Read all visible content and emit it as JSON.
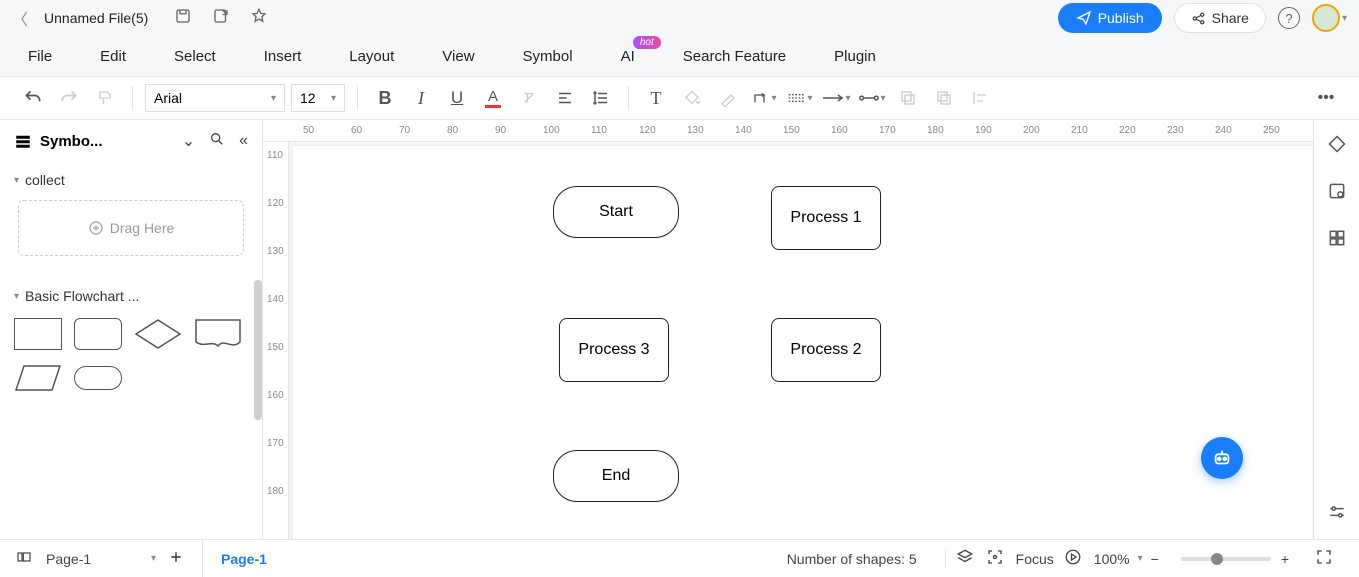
{
  "top": {
    "filename": "Unnamed File(5)",
    "publish": "Publish",
    "share": "Share"
  },
  "menu": {
    "file": "File",
    "edit": "Edit",
    "select": "Select",
    "insert": "Insert",
    "layout": "Layout",
    "view": "View",
    "symbol": "Symbol",
    "ai": "AI",
    "hot": "hot",
    "search": "Search Feature",
    "plugin": "Plugin"
  },
  "toolbar": {
    "font": "Arial",
    "size": "12"
  },
  "left": {
    "title": "Symbo...",
    "collect": "collect",
    "drag_here": "Drag Here",
    "basic": "Basic Flowchart ..."
  },
  "ruler_h": [
    "50",
    "60",
    "70",
    "80",
    "90",
    "100",
    "110",
    "120",
    "130",
    "140",
    "150",
    "160",
    "170",
    "180",
    "190",
    "200",
    "210",
    "220",
    "230",
    "240",
    "250"
  ],
  "ruler_v": [
    "110",
    "120",
    "130",
    "140",
    "150",
    "160",
    "170",
    "180"
  ],
  "nodes": {
    "start": "Start",
    "p1": "Process 1",
    "p2": "Process 2",
    "p3": "Process 3",
    "end": "End"
  },
  "bottom": {
    "page_sel": "Page-1",
    "page_tab": "Page-1",
    "shape_count": "Number of shapes: 5",
    "focus": "Focus",
    "zoom": "100%"
  }
}
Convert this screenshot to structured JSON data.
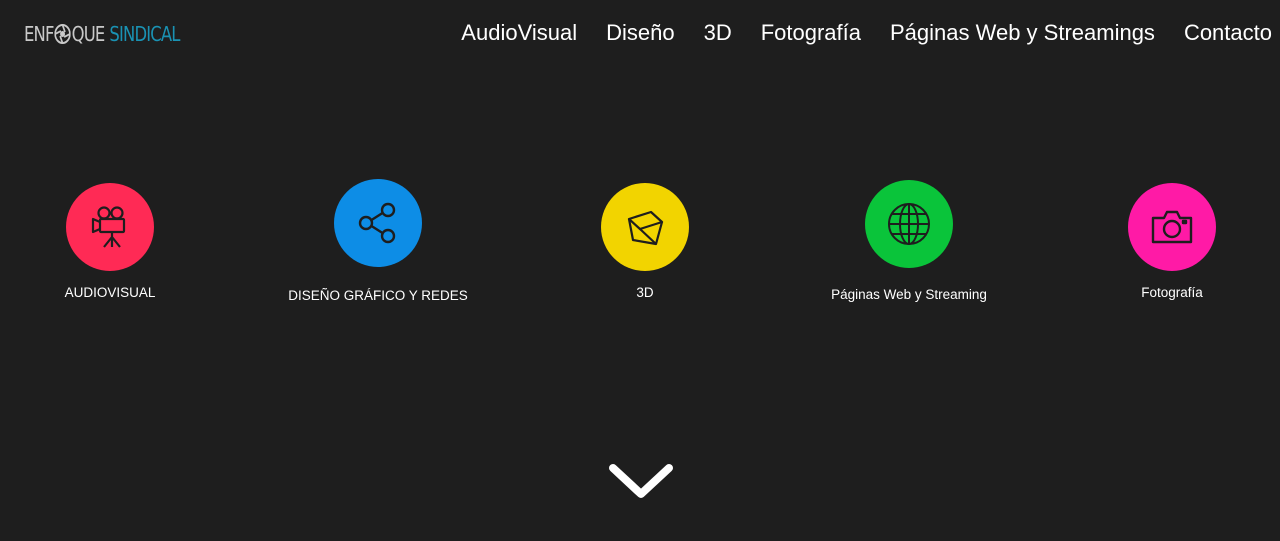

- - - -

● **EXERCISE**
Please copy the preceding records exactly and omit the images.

● **TASK SOLUTION**
Read all visible content and emit it as JSON.
{
  "top": {
    "filename": "Unnamed File(5)",
    "publish": "Publish",
    "share": "Share"
  },
  "menu": {
    "file": "File",
    "edit": "Edit",
    "select": "Select",
    "insert": "Insert",
    "layout": "Layout",
    "view": "View",
    "symbol": "Symbol",
    "ai": "AI",
    "hot": "hot",
    "search": "Search Feature",
    "plugin": "Plugin"
  },
  "toolbar": {
    "font": "Arial",
    "size": "12"
  },
  "left": {
    "title": "Symbo...",
    "collect": "collect",
    "drag_here": "Drag Here",
    "basic": "Basic Flowchart ..."
  },
  "ruler_h": [
    "50",
    "60",
    "70",
    "80",
    "90",
    "100",
    "110",
    "120",
    "130",
    "140",
    "150",
    "160",
    "170",
    "180",
    "190",
    "200",
    "210",
    "220",
    "230",
    "240",
    "250"
  ],
  "ruler_v": [
    "110",
    "120",
    "130",
    "140",
    "150",
    "160",
    "170",
    "180"
  ],
  "nodes": {
    "start": "Start",
    "p1": "Process 1",
    "p2": "Process 2",
    "p3": "Process 3",
    "end": "End"
  },
  "bottom": {
    "page_sel": "Page-1",
    "page_tab": "Page-1",
    "shape_count": "Number of shapes: 5",
    "focus": "Focus",
    "zoom": "100%"
  }
}
Convert this screenshot to structured JSON data.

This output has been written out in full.